(It is noteworthy that while Wiccans insist that Satan is a Christian deity, the Church of Satan's website claims that Satan is just another name for the universal pre-Judeao-Christian concept of a dark deity -- a claim that mirrors the Wiccan concept of a universal pre-Judeao-Christian mother goddess.)

But to his credit (and in contrast to his Santa Claus analysis), Schreck rarely lets his opinions interfere with his historical objectivity. Most of his book is necessarily devoted to horror films, and Schreck proves well-informed, having done much primary research. He not only covers film aesthetics -- and the films' production, distribution, and critical histories -- he examines the films in their broader occult context, relating events in the world of Satanism as these films were being made and seen.

Schreck's research into Rosemary's Baby's production history -- and his critical analysis of Roman Polanski's aesthetic intent -- is especially impressive.
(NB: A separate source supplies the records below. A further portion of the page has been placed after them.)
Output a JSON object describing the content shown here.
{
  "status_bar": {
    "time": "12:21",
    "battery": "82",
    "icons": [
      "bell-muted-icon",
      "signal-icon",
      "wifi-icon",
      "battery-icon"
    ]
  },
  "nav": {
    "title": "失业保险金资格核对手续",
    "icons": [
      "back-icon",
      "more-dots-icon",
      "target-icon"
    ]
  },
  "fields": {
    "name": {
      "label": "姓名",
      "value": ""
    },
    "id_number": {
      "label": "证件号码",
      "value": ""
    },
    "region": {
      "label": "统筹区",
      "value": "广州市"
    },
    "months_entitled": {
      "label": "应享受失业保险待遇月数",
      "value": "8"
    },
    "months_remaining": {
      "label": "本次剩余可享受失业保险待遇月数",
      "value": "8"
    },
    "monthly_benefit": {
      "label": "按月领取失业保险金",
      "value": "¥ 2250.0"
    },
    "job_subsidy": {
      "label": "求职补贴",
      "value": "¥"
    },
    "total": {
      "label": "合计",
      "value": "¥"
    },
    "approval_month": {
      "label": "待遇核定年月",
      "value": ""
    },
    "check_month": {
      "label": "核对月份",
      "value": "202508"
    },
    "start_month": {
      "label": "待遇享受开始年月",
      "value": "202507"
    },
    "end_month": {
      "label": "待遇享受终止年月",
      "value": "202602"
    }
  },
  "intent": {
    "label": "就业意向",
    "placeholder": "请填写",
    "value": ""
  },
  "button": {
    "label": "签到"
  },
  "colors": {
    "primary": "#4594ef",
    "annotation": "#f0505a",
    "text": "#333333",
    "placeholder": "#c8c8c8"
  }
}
Schreck investigates and disputes Satanist Anton Szandor LaVey's widely circulated claim of having played the part of the devil. (Satan was played by Clay Tanner).

 

 

However, though Schreck provides an informed overview of LaVey's career, I may have found a hole in Schreck's research.

Schreck writes: "In 1969, Anton LaVey was commissioned by paperback publisher Avon to put together a book designed to capture the growing occult market Rosemary's Baby had helped to spawn. Despite its paucity of content, and several allegedly plagiarized passages, the book established LaVey as the brand name of pop Satanism."

Nevertheless, a successful author of many years tells me that The Satanic Bible was ghost-written by Mike Resnick. Another well-established editor confirmed to me many years ago "that was the rumor." (I've not queried Mike Resnick about the matter).

The Satanic Screen is impressive in its research and coverage. Printed on heavy gloss paper. Nearly 150 black & white illustrations. Same high-quality printing as in past Creation Books. Info at: www.CreationBooks.com.

Nikolas Schreck has edited another Creation Book, Flowers From Hell: A Satanic Reader.

 

 

Review copyright by Thomas M. Sipos

 

"Communist Vampires" and "CommunistVampires.com" trademarks are currently unregistered, but pending registration upon need for protection against improper use. The idea of marketing these terms as a commodity is a protected idea under the Lanham Act. 15 U.S.C. s 1114(1) (1994) (defining a trademark infringement claim when the plaintiff has a registered mark); 15 U.S.C. s 1125(a) (1994) (defining an action for unfair competition in the context of trademark infringement when the plaintiff holds an unregistered mark).